**WORK TO COMPLETE**.
Copy every record exactly as it appears in the data below.

**INFORMATION SHOWN**.
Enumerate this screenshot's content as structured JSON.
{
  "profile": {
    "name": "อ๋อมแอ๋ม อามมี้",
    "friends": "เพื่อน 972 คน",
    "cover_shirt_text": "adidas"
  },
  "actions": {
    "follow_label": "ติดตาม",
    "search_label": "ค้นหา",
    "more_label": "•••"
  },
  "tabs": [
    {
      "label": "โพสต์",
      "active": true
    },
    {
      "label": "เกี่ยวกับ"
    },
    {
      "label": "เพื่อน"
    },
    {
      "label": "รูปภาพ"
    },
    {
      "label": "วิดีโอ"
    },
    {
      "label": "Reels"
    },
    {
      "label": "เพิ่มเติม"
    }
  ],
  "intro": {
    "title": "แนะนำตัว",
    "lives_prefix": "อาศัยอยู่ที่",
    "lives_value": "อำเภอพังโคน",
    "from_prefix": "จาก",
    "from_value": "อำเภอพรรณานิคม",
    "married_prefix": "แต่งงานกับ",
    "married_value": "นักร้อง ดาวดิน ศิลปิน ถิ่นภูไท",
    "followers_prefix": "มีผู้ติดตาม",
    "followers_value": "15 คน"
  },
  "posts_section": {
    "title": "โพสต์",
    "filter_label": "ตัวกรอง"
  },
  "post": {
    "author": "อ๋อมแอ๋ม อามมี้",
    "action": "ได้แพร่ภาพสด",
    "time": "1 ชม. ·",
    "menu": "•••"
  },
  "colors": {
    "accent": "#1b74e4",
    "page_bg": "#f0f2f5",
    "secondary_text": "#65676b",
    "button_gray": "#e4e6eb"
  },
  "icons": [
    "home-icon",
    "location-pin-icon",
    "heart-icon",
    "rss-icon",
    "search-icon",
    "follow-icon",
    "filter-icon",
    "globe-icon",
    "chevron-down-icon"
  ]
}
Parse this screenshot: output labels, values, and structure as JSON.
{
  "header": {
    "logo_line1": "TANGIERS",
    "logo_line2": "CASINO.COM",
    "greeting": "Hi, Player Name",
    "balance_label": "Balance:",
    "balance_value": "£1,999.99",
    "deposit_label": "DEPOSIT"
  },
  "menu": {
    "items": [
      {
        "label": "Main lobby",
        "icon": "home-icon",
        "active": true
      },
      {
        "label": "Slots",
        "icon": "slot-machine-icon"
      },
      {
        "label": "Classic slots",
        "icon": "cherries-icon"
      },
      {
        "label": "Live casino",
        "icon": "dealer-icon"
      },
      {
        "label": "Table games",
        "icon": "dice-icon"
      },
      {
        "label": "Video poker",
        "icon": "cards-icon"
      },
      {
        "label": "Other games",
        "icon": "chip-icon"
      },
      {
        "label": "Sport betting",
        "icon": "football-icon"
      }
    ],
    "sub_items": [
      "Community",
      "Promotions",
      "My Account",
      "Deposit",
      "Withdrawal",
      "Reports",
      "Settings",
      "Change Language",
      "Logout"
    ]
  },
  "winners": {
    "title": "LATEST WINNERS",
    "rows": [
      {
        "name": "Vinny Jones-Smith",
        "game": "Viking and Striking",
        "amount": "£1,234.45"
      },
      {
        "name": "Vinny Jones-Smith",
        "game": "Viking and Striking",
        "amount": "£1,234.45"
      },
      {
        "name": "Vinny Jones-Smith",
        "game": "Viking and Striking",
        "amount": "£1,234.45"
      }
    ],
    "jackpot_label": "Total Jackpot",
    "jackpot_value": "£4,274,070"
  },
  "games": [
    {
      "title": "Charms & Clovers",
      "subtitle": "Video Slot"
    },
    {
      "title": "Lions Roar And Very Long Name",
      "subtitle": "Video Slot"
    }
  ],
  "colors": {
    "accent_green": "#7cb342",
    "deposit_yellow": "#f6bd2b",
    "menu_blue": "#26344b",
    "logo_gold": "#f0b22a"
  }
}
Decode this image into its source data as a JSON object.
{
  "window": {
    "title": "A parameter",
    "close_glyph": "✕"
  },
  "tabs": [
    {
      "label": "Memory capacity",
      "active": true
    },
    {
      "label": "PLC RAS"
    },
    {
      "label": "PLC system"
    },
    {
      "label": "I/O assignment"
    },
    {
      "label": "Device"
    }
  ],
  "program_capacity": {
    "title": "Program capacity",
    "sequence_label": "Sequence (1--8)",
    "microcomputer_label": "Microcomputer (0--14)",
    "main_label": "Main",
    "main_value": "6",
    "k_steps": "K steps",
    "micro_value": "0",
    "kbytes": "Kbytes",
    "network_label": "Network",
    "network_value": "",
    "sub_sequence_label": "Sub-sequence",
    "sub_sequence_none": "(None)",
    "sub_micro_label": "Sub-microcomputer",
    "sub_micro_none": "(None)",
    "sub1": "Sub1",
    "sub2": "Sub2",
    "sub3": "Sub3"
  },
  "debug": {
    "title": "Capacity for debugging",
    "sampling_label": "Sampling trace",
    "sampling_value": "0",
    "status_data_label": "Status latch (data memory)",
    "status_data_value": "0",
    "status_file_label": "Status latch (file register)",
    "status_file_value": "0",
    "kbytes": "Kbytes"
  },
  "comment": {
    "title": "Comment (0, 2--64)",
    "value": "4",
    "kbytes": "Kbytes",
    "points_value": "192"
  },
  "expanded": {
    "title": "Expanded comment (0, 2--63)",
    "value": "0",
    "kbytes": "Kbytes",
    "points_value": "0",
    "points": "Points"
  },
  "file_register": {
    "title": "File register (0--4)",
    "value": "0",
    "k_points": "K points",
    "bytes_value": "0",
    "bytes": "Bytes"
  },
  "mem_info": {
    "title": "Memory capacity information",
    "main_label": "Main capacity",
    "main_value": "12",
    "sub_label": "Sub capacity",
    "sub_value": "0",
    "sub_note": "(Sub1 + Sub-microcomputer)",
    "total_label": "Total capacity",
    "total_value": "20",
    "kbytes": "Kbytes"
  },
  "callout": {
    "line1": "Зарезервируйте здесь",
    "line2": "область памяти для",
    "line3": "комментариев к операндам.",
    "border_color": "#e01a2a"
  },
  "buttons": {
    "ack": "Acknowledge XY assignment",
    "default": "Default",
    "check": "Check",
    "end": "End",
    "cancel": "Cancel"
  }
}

**FINAL ANSWER**.
Enumerate this screenshot's content as structured JSON.
{
  "profile": {
    "name": "อ๋อมแอ๋ม อามมี้",
    "friends": "เพื่อน 972 คน",
    "cover_shirt_text": "adidas"
  },
  "actions": {
    "follow_label": "ติดตาม",
    "search_label": "ค้นหา",
    "more_label": "•••"
  },
  "tabs": [
    {
      "label": "โพสต์",
      "active": true
    },
    {
      "label": "เกี่ยวกับ"
    },
    {
      "label": "เพื่อน"
    },
    {
      "label": "รูปภาพ"
    },
    {
      "label": "วิดีโอ"
    },
    {
      "label": "Reels"
    },
    {
      "label": "เพิ่มเติม"
    }
  ],
  "intro": {
    "title": "แนะนำตัว",
    "lives_prefix": "อาศัยอยู่ที่",
    "lives_value": "อำเภอพังโคน",
    "from_prefix": "จาก",
    "from_value": "อำเภอพรรณานิคม",
    "married_prefix": "แต่งงานกับ",
    "married_value": "นักร้อง ดาวดิน ศิลปิน ถิ่นภูไท",
    "followers_prefix": "มีผู้ติดตาม",
    "followers_value": "15 คน"
  },
  "posts_section": {
    "title": "โพสต์",
    "filter_label": "ตัวกรอง"
  },
  "post": {
    "author": "อ๋อมแอ๋ม อามมี้",
    "action": "ได้แพร่ภาพสด",
    "time": "1 ชม. ·",
    "menu": "•••"
  },
  "colors": {
    "accent": "#1b74e4",
    "page_bg": "#f0f2f5",
    "secondary_text": "#65676b",
    "button_gray": "#e4e6eb"
  },
  "icons": [
    "home-icon",
    "location-pin-icon",
    "heart-icon",
    "rss-icon",
    "search-icon",
    "follow-icon",
    "filter-icon",
    "globe-icon",
    "chevron-down-icon"
  ]
}
Parse this screenshot: output labels, values, and structure as JSON.
{
  "header": {
    "logo_line1": "TANGIERS",
    "logo_line2": "CASINO.COM",
    "greeting": "Hi, Player Name",
    "balance_label": "Balance:",
    "balance_value": "£1,999.99",
    "deposit_label": "DEPOSIT"
  },
  "menu": {
    "items": [
      {
        "label": "Main lobby",
        "icon": "home-icon",
        "active": true
      },
      {
        "label": "Slots",
        "icon": "slot-machine-icon"
      },
      {
        "label": "Classic slots",
        "icon": "cherries-icon"
      },
      {
        "label": "Live casino",
        "icon": "dealer-icon"
      },
      {
        "label": "Table games",
        "icon": "dice-icon"
      },
      {
        "label": "Video poker",
        "icon": "cards-icon"
      },
      {
        "label": "Other games",
        "icon": "chip-icon"
      },
      {
        "label": "Sport betting",
        "icon": "football-icon"
      }
    ],
    "sub_items": [
      "Community",
      "Promotions",
      "My Account",
      "Deposit",
      "Withdrawal",
      "Reports",
      "Settings",
      "Change Language",
      "Logout"
    ]
  },
  "winners": {
    "title": "LATEST WINNERS",
    "rows": [
      {
        "name": "Vinny Jones-Smith",
        "game": "Viking and Striking",
        "amount": "£1,234.45"
      },
      {
        "name": "Vinny Jones-Smith",
        "game": "Viking and Striking",
        "amount": "£1,234.45"
      },
      {
        "name": "Vinny Jones-Smith",
        "game": "Viking and Striking",
        "amount": "£1,234.45"
      }
    ],
    "jackpot_label": "Total Jackpot",
    "jackpot_value": "£4,274,070"
  },
  "games": [
    {
      "title": "Charms & Clovers",
      "subtitle": "Video Slot"
    },
    {
      "title": "Lions Roar And Very Long Name",
      "subtitle": "Video Slot"
    }
  ],
  "colors": {
    "accent_green": "#7cb342",
    "deposit_yellow": "#f6bd2b",
    "menu_blue": "#26344b",
    "logo_gold": "#f0b22a"
  }
}
Decode this image into its source data as a JSON object.
{
  "window": {
    "title": "A parameter",
    "close_glyph": "✕"
  },
  "tabs": [
    {
      "label": "Memory capacity",
      "active": true
    },
    {
      "label": "PLC RAS"
    },
    {
      "label": "PLC system"
    },
    {
      "label": "I/O assignment"
    },
    {
      "label": "Device"
    }
  ],
  "program_capacity": {
    "title": "Program capacity",
    "sequence_label": "Sequence (1--8)",
    "microcomputer_label": "Microcomputer (0--14)",
    "main_label": "Main",
    "main_value": "6",
    "k_steps": "K steps",
    "micro_value": "0",
    "kbytes": "Kbytes",
    "network_label": "Network",
    "network_value": "",
    "sub_sequence_label": "Sub-sequence",
    "sub_sequence_none": "(None)",
    "sub_micro_label": "Sub-microcomputer",
    "sub_micro_none": "(None)",
    "sub1": "Sub1",
    "sub2": "Sub2",
    "sub3": "Sub3"
  },
  "debug": {
    "title": "Capacity for debugging",
    "sampling_label": "Sampling trace",
    "sampling_value": "0",
    "status_data_label": "Status latch (data memory)",
    "status_data_value": "0",
    "status_file_label": "Status latch (file register)",
    "status_file_value": "0",
    "kbytes": "Kbytes"
  },
  "comment": {
    "title": "Comment (0, 2--64)",
    "value": "4",
    "kbytes": "Kbytes",
    "points_value": "192"
  },
  "expanded": {
    "title": "Expanded comment (0, 2--63)",
    "value": "0",
    "kbytes": "Kbytes",
    "points_value": "0",
    "points": "Points"
  },
  "file_register": {
    "title": "File register (0--4)",
    "value": "0",
    "k_points": "K points",
    "bytes_value": "0",
    "bytes": "Bytes"
  },
  "mem_info": {
    "title": "Memory capacity information",
    "main_label": "Main capacity",
    "main_value": "12",
    "sub_label": "Sub capacity",
    "sub_value": "0",
    "sub_note": "(Sub1 + Sub-microcomputer)",
    "total_label": "Total capacity",
    "total_value": "20",
    "kbytes": "Kbytes"
  },
  "callout": {
    "line1": "Зарезервируйте здесь",
    "line2": "область памяти для",
    "line3": "комментариев к операндам.",
    "border_color": "#e01a2a"
  },
  "buttons": {
    "ack": "Acknowledge XY assignment",
    "default": "Default",
    "check": "Check",
    "end": "End",
    "cancel": "Cancel"
  }
}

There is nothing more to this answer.